For Hedge Funds, a Half Percent Is the New Move

Date: Wednesday, September 5, 2012
Author: Kate Kelly, CNBC

Wary of geopolitical tumult and eager for their first quiet August in years, some hedge-fund managers scaled back the size and scope of their bets in recent weeks, a pullback that was reflected, say traders, in muted monthly returns.

Across the board, hedge funds were up .5 percent for the month of August, according to numbers compiled by Hedge Fund Research, and up about 2.23 percent for the year.

Those modest, if positive, returns, reflected a decline in the overall appetite for risk, some traders said, after unpredictable central-bank activities, volatile oil prices, ephemeral new regulations and ongoing trouble in Europe rendered some money managers fearful to act. (Read More: Why a German Recession Could Hurt the Euro.)

Now that September has arrived, however, many of those traders may be jumping back in to the fray. “Right now people are starting to put risk back on,” one macro trader said. “Everyone’s hoping to make the year in the next four months.”
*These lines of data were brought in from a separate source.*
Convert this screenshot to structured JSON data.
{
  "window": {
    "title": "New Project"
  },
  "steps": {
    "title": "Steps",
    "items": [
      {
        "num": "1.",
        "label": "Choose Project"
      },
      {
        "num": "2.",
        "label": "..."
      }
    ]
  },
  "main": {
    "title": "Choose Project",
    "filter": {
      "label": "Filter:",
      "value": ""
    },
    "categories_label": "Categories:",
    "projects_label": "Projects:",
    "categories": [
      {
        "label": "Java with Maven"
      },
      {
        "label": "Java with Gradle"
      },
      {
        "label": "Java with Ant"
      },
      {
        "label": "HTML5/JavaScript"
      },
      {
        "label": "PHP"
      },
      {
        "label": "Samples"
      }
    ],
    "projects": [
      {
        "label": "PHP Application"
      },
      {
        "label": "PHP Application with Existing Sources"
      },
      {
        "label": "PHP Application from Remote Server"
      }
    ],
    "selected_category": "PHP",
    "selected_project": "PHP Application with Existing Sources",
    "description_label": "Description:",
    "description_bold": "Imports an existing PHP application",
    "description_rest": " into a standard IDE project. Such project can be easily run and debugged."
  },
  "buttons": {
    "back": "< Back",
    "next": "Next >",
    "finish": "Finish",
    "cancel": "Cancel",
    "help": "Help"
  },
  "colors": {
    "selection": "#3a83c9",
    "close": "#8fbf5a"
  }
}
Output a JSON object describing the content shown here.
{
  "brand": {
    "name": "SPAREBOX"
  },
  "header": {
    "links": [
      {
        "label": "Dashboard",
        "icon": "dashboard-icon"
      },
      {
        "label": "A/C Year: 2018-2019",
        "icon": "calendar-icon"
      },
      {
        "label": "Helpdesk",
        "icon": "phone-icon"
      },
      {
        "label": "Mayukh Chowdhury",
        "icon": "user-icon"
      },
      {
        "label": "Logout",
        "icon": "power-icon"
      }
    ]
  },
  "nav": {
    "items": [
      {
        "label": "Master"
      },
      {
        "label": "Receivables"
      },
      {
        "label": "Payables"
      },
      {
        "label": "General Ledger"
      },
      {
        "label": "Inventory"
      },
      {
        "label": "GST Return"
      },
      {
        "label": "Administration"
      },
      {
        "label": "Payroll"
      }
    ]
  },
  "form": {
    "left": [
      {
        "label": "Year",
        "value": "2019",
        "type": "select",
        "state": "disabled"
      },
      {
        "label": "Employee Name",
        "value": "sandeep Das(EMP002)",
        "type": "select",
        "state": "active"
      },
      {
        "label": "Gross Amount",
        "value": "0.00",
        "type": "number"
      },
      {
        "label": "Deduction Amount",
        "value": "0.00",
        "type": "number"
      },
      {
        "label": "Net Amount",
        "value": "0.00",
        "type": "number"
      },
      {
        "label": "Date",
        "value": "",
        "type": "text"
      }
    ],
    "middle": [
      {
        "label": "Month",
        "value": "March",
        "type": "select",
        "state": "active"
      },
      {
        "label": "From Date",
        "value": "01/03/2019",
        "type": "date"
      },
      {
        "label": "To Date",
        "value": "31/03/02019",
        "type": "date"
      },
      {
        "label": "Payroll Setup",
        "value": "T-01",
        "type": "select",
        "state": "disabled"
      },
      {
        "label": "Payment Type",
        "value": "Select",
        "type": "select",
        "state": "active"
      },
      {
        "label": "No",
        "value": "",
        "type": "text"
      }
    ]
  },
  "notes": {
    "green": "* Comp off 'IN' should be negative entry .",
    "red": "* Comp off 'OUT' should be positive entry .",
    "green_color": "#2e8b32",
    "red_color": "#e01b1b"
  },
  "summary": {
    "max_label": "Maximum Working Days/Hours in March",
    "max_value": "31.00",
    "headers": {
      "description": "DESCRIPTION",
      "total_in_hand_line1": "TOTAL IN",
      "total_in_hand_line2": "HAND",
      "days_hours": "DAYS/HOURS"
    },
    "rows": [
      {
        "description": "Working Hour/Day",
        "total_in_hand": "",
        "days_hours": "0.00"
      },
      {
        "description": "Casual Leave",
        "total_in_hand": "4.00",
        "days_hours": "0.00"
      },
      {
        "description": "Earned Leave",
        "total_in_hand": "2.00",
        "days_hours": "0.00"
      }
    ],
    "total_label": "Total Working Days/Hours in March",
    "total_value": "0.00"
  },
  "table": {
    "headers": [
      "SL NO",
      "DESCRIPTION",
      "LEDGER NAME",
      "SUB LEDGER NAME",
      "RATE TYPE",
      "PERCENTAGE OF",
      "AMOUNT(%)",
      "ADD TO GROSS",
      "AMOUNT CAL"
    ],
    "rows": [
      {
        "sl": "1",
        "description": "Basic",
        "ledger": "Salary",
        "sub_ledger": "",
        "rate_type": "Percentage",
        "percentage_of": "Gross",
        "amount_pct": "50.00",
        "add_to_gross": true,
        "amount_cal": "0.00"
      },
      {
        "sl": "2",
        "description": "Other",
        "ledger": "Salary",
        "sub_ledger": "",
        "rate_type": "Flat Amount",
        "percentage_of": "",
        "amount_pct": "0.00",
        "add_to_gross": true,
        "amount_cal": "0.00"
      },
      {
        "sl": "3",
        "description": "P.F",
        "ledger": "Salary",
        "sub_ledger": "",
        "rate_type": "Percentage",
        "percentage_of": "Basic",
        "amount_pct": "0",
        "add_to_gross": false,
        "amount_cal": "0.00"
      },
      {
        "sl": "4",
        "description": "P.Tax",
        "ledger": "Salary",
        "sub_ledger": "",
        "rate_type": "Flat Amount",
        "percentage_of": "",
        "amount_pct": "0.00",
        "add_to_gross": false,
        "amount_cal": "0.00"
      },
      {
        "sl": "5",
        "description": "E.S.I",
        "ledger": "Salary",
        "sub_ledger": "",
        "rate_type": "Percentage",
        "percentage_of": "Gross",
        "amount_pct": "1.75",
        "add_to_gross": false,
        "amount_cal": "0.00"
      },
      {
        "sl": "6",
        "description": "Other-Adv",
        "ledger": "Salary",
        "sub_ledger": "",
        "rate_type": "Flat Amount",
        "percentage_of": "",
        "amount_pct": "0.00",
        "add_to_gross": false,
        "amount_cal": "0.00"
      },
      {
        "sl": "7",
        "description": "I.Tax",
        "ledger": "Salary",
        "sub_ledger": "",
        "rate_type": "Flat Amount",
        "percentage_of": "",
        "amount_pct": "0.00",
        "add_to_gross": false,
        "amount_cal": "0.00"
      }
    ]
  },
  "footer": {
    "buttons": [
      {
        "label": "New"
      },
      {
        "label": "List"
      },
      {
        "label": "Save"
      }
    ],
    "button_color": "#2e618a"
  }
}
A number of the hedge-fund industry’s behemoths — even those that are thriving this year — experienced only fractional returns, doing little to boost their overall 2012 performance. (Read More: Smart Money Looks Less Bright as Hedge Funds Lag S&P.)

The Tudor B.V.I. Global Fund, for instance, was up just .5 percent through the third week of August, according to people familiar with its performance, but up more than 3 percent for the year overall. Maverick Capital Management’s funds, all of which have been on a tear this year after a devastating rout last year, are up roughly 1 percent for the month of August — making the month a fairly small contributor to their more than 20 percent rally year to date, according to someone with knowledge of Maverick’s results.

Despite the fear in the markets, some lagging August returns may have had more to do with specific positions than with reduced leverage, said another hedge-fund manager, noting that Maverick, for one, has benefited this year from longstanding equity positions – both long and short – that served it poorly in 2011 but have bounced back since. Still, other hedge-fund traders and analysts pointed out that by some measures, managers of long-short equity funds reduced their leverage levels as August wore on, and that volume toward the end of the month fell dramatically. (Read More: Time to 'Separate Men From Boys'.)

Meanwhile, funds that have struggled to generate returns this year continued the trend with meager Augusts. Moore Global, the large macro fund, had fallen about .8 percent by the third week of August, according to hedge-fund trackers and someone familiar with the matter, who said final monthly returns haven’t yet been distributed, leaving it up a little less than 1 percent so far this year. Brevan Howard, the enormous macro fund based in Europe, was up roughly 1 percent through late August, according to one hedge fund report, but down about a quarter of a percent for the year during the same period.